For several months my sister and I and our spouses gently posed the idea to our 91 year-old father of getting one of those chairs that lifts, raising him to a standing level. His knees are degenerating and although the orthopedist had tried a couple different things, all that was left was knee replacement surgery. He was clear about not doing that, and we all agreed with that decision, but what could we do in light of that decision to at least make getting out of his comfortable chair, where he spends much of his day, easier and less painful?
He wasn't keen on the idea of the new chair, which wouldn't be as attractive as his large leather chair, but over time he decided to at least be introduced to THE CHAIR. My husband and I took him to the medical supply store where in a clear and non-pushy manner, the benefits of the chair were explained, and he experienced the possibilities first hand. Success--we bought the chair and after several weeks, it has finally found a home in Dad's den. He is thrilled. And so are we.
Following back surgery in 2013, Dad decided it was time to sell his house and move into a senior living facility. That was not an easy decision for him, and it, too, was prefaced by conversations we, as a family, gently had with him. Over time he came to the conclusion that moving was the best thing to do, and he settled into a beautiful spacious apartment he loves in a new facility.
In both of these examples, Dad made the decisions. We paved the way, sharing our concerns and offering suggestions and possibilities, which we let percolate until he became more comfortable with the proposed change. Once he made the decision we did everything we could to support him, and especially in the case of moving, we all put in lots of hours to make it happen. How grateful I am we didn't have to force these decisions or take away the decision from him.
I realize not everyone with older parents has the luxury of a parent who is capable of making good decisions for themselves, but in listening to conversations about what to do with Mom or Dad, I hear almost a sense of entitlement --that we are entitled to make the decisions now. All those years of raising us they made the decisions for us--where we would go to school and what kind of health care we received and where we lived, along with lots of input about our activities and our friends. Then there were the years when we made our own decisions, perhaps raising our own families, and our parents were living their own empty nest lives. Now, our parents are developing some dependency on us, and we feel some responsibility for the way they manage their lives. And the result can be conflict between parents and adult children with both parties digging in their heels. Not fun!
I recall a conversation I had with friends about our parents in which I said I hope that I will make things easy for my children when difficult decisions need to be made. One of my friends who is older than I am said, "Don't count on it. It won't be easy for you or for them."

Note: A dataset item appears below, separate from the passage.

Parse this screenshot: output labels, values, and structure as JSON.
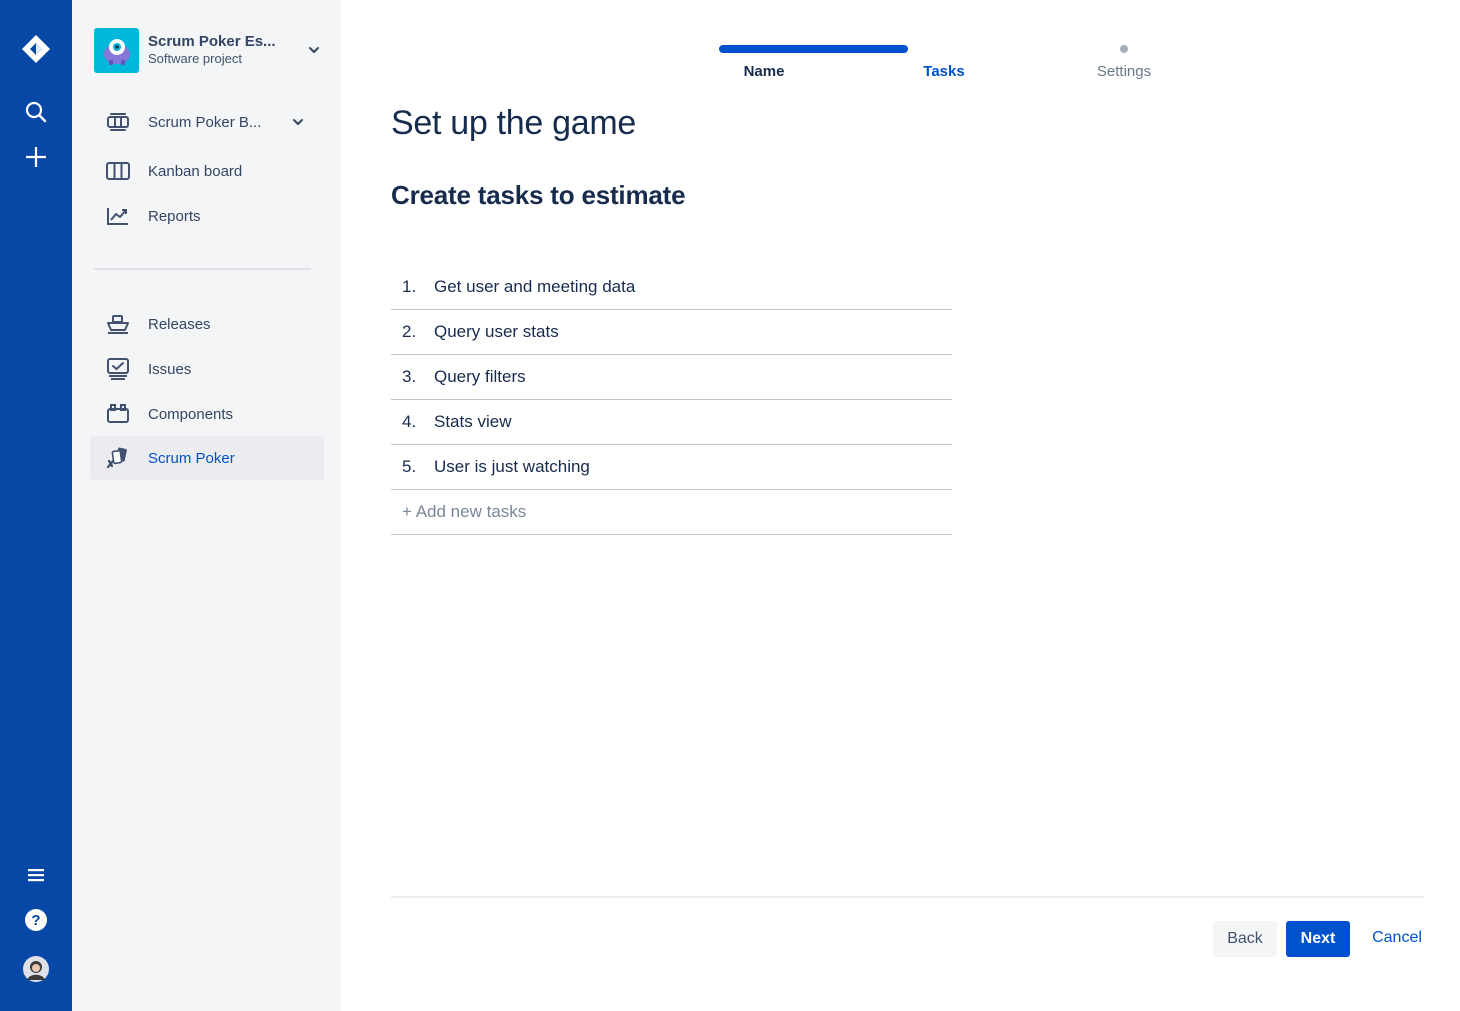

I would like to think she is not right in her assessment. I would like to think I am more flexible, more able to respond to and make changes, but the truth is I haven't been faced with the kinds of change my Dad and others who have lived as long as he has have had to make. I still have my spouse by my side. My body is certainly not youthful, but I don't have ongoing health issues that color how I live and move. My vibrant circle of friends stimulate and bring joy to my life, and I am still able to use my gifts in productive ways. I know I have lived more days than I will live in the future, but the end of my days doesn't feel as close as it would to someone in their 90's. How do I really know how I will respond to the losses that are surely ahead of me?
One of my ongoing prayers is for an open heart --now and into the future; I pray I may respond to the losses and challenges of old age with grace, with humor and humility, and from the very best part of myself. Living a life that makes room for intentional spiritual practices I hope will help me continue to grow towards the person I was created to be, even or perhaps especially as I grow old, assuming I have that privilege.
In the meantime, I can learn from my father. Those of us who love him have been allowed to help him make life-enhancing decisions, and at the same time he has remained his own person. I can, also, listen to the challenges others are having with their parents and look into my own heart and ask how I need to live now in order to ease the challenges that will come.
One more thing: I'm sure you have heard people say that 60 is the new 40 or something similar--plug in the numbers of your choice. That has always bothered me. Do you mean I have to do 40 all over again? Well, recently, I heard someone speaking to a group about choices in retirement and he said, "60 is the new 60." Yes, yes, yes. I will be who I am the age that I am.
How have you faced the challenges of your parents aging? How are you facing your own aging? What are your spiritual practices that support you as you face change? I would love to know.